Nearly two months after a broken sewer main caused more than two million gallons of wastewater to flow into the Reddy Branch Creek in Olney, the cause of the break still is unknown.
The break in the 16” force, or pressurized, sewer main was detected March 5. Repair efforts were hampered by the location of the pipe and nearby utilities. On March 9, the site of the break was determined to be in the 19600 block of Olney Mill Road.
In order to make repairs, the Reddy Branch Wastewater Pumping Station at 2611 Brighton Dam Road in Brookeville was shut down. This caused sewage to overflow from manholes at that site, as well.
WSSC spokeswoman Kira Lewis said as of this week, the cause of the break had not been determined. While the pipe is 44 years old, it is not known if the break was caused by aging infrastructure.
“We are going to conduct a forensic analysis,” she said. “Results of the assessment won’t be known for months.”
Lewis said repairs included the replacement of two sections of the 16” force main. The affected main will be inspected within the next few months.
There are about 135 miles of sewer in the Olney area. Of that, about 75 miles have been cleaned and inspected since 2006, and about nine miles of sewer has been rehabilitated, or is scheduled to be, Lewis said.
The final cost of the repairs and cleanup efforts is yet to be determined.
“WSSC is currently reviewing the invoices for the repair work and will know a final total once this process is completed,” Lewis said.
The agency was assessed $15,000 in fines, to be divided between the Department of the Environment and the Environmental Protection Agency.
Clean-up efforts continue. At the site of the break, Lewis said WSSC has removed all contaminated soil and replaced it with new sod and seed. The street has been resurfaced.
Warning signs, which WSSC was required to post in the area of the break and at the pumping station for at least 30 days, have been removed.
Michael Acierno, commission president for the Town of Brookeville, said the town has concerns that the area surrounding the pumping station be properly cleaned up. The town is preparing for archeological digs and other events that will take place as part of their 200th anniversary celebration of the town’s role of the War of 1812.
Acierno sent a letter March 19 outlining his concerns, and received a reply from James Neustadt, WSSC’s director of communications. Neustadt replied that solid waste was removed immediately after the broken pipe was put back in service. Lime and straw were spread across the affected area, and a temporary fence was installed around the area to keep pets and animals away.

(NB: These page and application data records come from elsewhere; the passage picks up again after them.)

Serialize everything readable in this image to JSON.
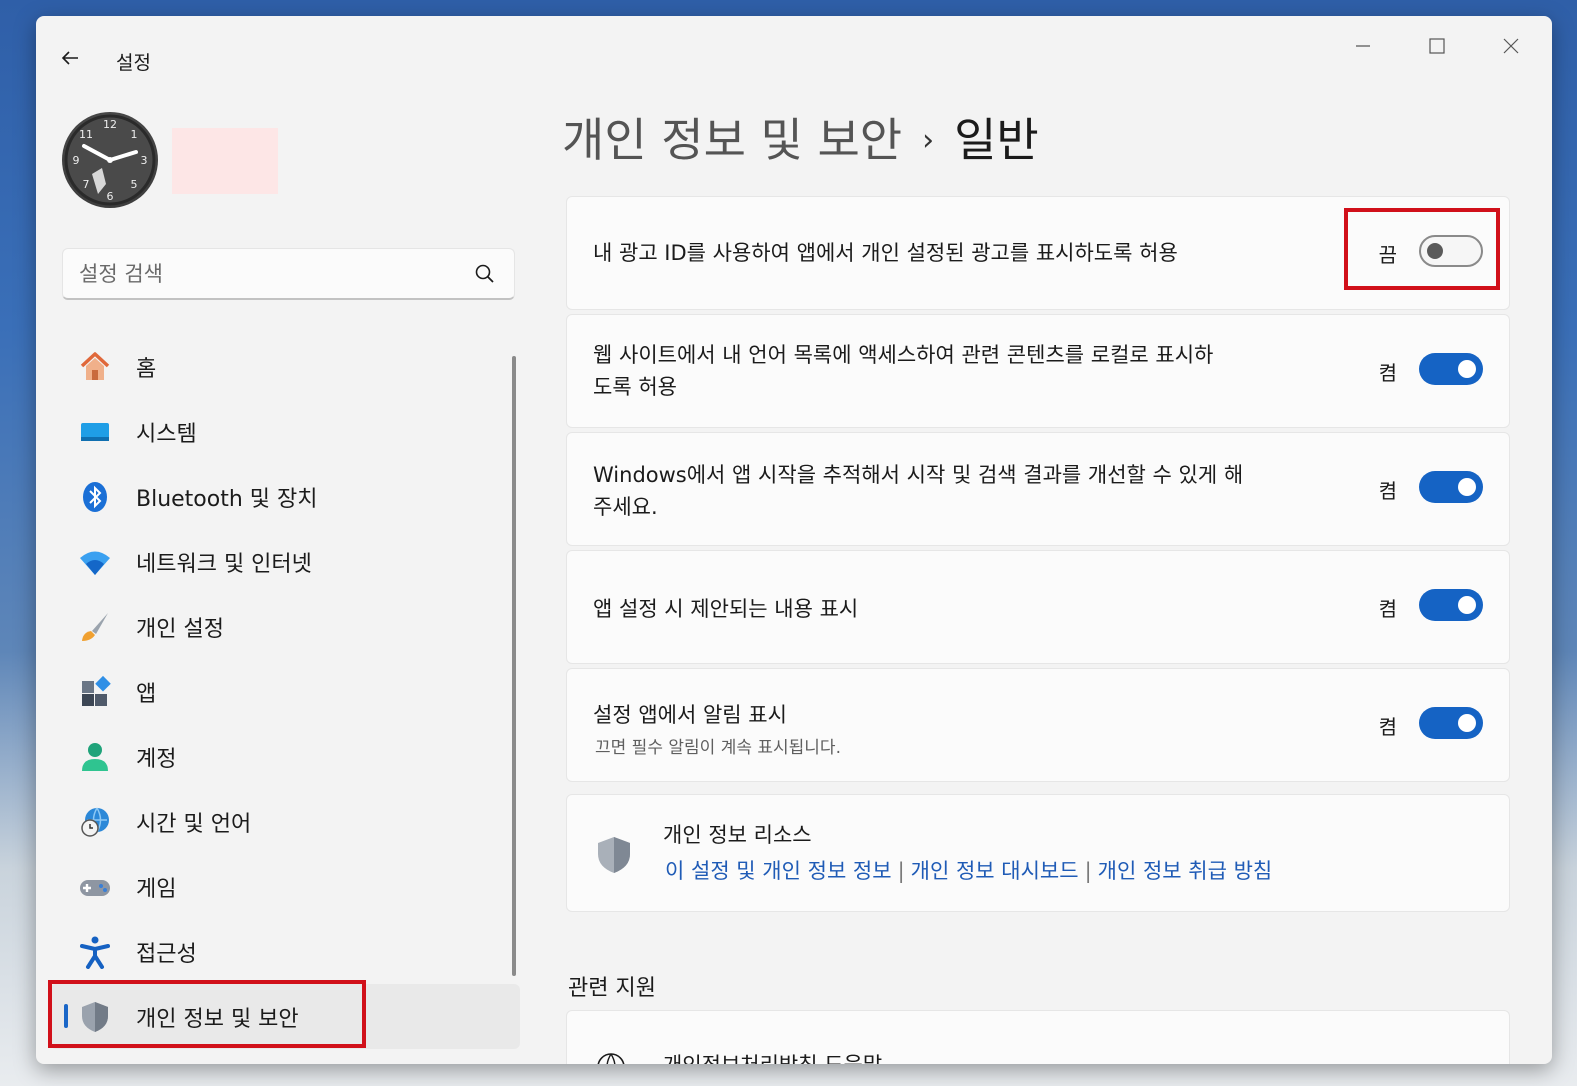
{
  "window": {
    "title": "설정"
  },
  "profile": {
    "avatar_label": "사용자 프로필 사진"
  },
  "search": {
    "placeholder": "설정 검색"
  },
  "sidebar": {
    "items": [
      {
        "label": "홈",
        "icon": "home-icon"
      },
      {
        "label": "시스템",
        "icon": "system-icon"
      },
      {
        "label": "Bluetooth 및 장치",
        "icon": "bluetooth-icon"
      },
      {
        "label": "네트워크 및 인터넷",
        "icon": "wifi-icon"
      },
      {
        "label": "개인 설정",
        "icon": "brush-icon"
      },
      {
        "label": "앱",
        "icon": "apps-icon"
      },
      {
        "label": "계정",
        "icon": "account-icon"
      },
      {
        "label": "시간 및 언어",
        "icon": "globe-clock-icon"
      },
      {
        "label": "게임",
        "icon": "gamepad-icon"
      },
      {
        "label": "접근성",
        "icon": "accessibility-icon"
      },
      {
        "label": "개인 정보 및 보안",
        "icon": "shield-icon",
        "active": true
      }
    ]
  },
  "breadcrumb": {
    "parent": "개인 정보 및 보안",
    "separator": "›",
    "current": "일반"
  },
  "settings": [
    {
      "label": "내 광고 ID를 사용하여 앱에서 개인 설정된 광고를 표시하도록 허용",
      "state": "끔",
      "on": false
    },
    {
      "label_line1": "웹 사이트에서 내 언어 목록에 액세스하여 관련 콘텐츠를 로컬로 표시하",
      "label_line2": "도록 허용",
      "state": "켬",
      "on": true
    },
    {
      "label_line1": "Windows에서 앱 시작을 추적해서 시작 및 검색 결과를 개선할 수 있게 해",
      "label_line2": "주세요.",
      "state": "켬",
      "on": true
    },
    {
      "label": "앱 설정 시 제안되는 내용 표시",
      "state": "켬",
      "on": true
    },
    {
      "label": "설정 앱에서 알림 표시",
      "description": "끄면 필수 알림이 계속 표시됩니다.",
      "state": "켬",
      "on": true
    }
  ],
  "resources": {
    "title": "개인 정보 리소스",
    "links": [
      "이 설정 및 개인 정보 정보",
      "개인 정보 대시보드",
      "개인 정보 취급 방침"
    ],
    "divider": "|"
  },
  "related": {
    "title": "관련 지원",
    "partial_item": "개인정보처리방침 도움말"
  },
  "colors": {
    "accent": "#1563c4",
    "highlight": "#d1101a",
    "link": "#1f5bb6"
  }
}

Neustadt promised a more detailed response from Jerry Johnson, WSSC’s general manager.
Acierno said as of Monday, he still is awaiting a Johnson’s reply.
The Reddy Branch Creek feeds into the Hawlings River, which feeds into the Patuxent River upstream from WSSC’s Rocky Gorge reservoir. WSSC said the break and subsequent overflow did not affect the quality of drinking water.